→ HOW TO COMPLETE THIS TASK: Where does the string "heading" occur in the records below? Copy every line that holds it.
-------- TASK DATA
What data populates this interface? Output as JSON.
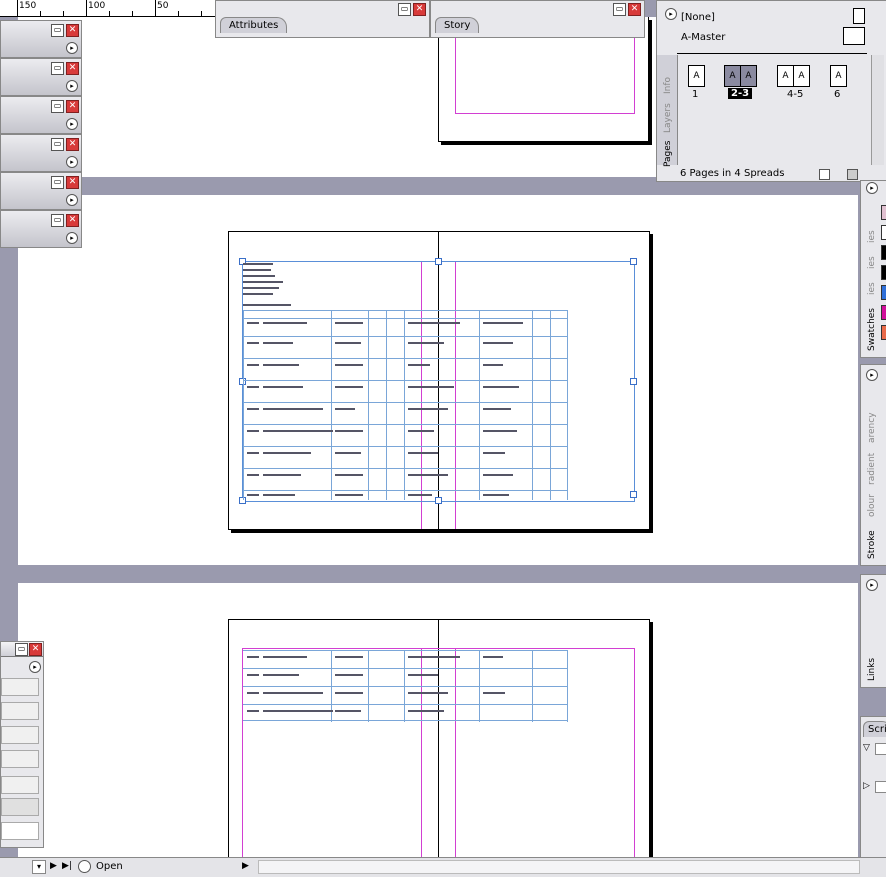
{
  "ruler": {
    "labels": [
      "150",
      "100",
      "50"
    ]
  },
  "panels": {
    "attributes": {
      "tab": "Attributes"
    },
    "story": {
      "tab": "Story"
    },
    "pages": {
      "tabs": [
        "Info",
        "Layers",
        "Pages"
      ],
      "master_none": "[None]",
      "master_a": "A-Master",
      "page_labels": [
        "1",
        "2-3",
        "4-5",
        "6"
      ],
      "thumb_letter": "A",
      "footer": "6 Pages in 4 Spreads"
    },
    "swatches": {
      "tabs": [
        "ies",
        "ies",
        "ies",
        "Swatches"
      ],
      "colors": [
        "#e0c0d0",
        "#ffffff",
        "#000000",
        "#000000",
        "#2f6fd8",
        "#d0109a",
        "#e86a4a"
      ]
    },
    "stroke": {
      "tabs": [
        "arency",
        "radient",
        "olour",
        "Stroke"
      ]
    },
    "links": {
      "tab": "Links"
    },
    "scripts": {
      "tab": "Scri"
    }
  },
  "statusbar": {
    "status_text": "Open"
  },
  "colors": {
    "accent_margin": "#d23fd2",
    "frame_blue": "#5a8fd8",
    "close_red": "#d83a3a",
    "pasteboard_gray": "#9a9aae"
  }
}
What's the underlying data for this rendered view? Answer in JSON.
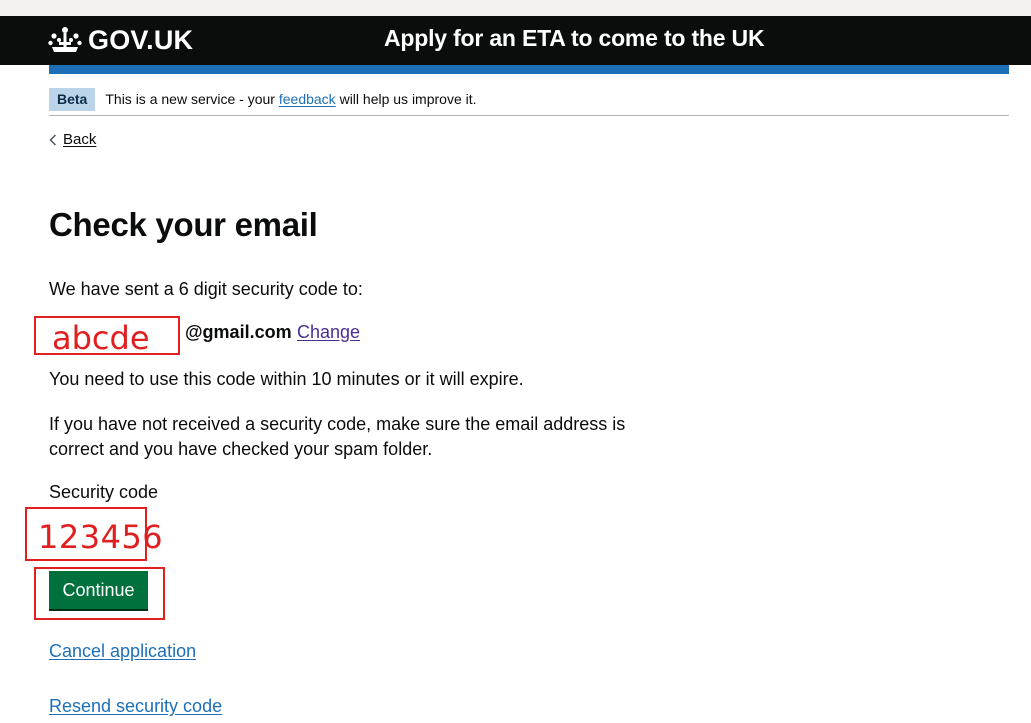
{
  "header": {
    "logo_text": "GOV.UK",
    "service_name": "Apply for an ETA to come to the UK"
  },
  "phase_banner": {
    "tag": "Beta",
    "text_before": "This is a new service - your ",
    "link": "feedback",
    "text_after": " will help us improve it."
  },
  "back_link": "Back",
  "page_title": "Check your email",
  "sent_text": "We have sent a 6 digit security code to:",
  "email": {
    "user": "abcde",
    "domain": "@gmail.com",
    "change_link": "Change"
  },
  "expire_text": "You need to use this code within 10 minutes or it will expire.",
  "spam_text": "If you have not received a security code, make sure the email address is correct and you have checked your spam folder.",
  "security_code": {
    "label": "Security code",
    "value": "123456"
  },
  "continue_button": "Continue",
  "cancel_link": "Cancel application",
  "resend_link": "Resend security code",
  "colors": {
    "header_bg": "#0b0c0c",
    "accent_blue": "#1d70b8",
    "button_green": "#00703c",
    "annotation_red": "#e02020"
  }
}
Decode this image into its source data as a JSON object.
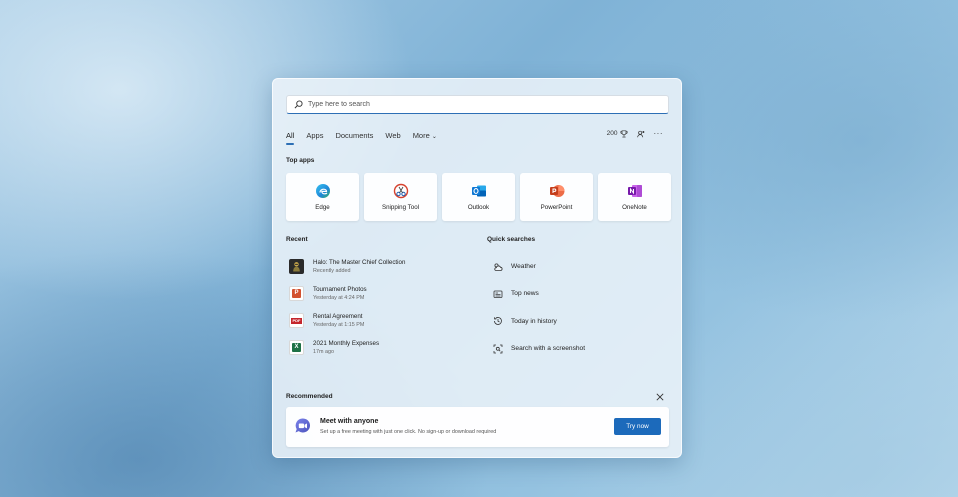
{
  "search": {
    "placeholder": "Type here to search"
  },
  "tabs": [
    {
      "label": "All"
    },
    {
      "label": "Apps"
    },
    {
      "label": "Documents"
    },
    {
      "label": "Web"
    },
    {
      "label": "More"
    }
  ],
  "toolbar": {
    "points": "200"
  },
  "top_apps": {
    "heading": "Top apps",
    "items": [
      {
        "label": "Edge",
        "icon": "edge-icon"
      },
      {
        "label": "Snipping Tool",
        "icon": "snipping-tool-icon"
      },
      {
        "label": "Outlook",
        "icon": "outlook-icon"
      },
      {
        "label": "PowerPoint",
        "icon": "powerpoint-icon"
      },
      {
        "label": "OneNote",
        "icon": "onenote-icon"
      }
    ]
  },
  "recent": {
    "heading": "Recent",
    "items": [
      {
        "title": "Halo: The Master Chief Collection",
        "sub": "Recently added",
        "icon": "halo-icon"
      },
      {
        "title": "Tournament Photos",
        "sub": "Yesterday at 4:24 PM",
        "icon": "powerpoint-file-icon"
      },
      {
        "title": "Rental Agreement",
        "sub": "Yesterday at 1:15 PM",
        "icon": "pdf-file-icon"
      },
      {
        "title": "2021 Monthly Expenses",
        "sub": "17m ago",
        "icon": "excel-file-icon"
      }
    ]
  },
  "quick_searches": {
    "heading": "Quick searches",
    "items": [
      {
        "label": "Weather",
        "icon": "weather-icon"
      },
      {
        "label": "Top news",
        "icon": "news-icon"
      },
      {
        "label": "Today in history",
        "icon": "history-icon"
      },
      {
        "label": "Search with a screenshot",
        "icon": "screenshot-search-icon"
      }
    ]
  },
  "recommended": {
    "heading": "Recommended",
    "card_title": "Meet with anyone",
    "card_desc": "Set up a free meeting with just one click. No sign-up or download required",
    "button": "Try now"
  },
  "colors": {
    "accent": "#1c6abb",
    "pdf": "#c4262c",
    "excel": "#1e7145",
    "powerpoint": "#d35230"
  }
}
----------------
→ ANSWER TO THE PROBLEM:
    "heading": "Top apps",
    "heading": "Recent",
    "heading": "Quick searches",
    "heading": "Recommended",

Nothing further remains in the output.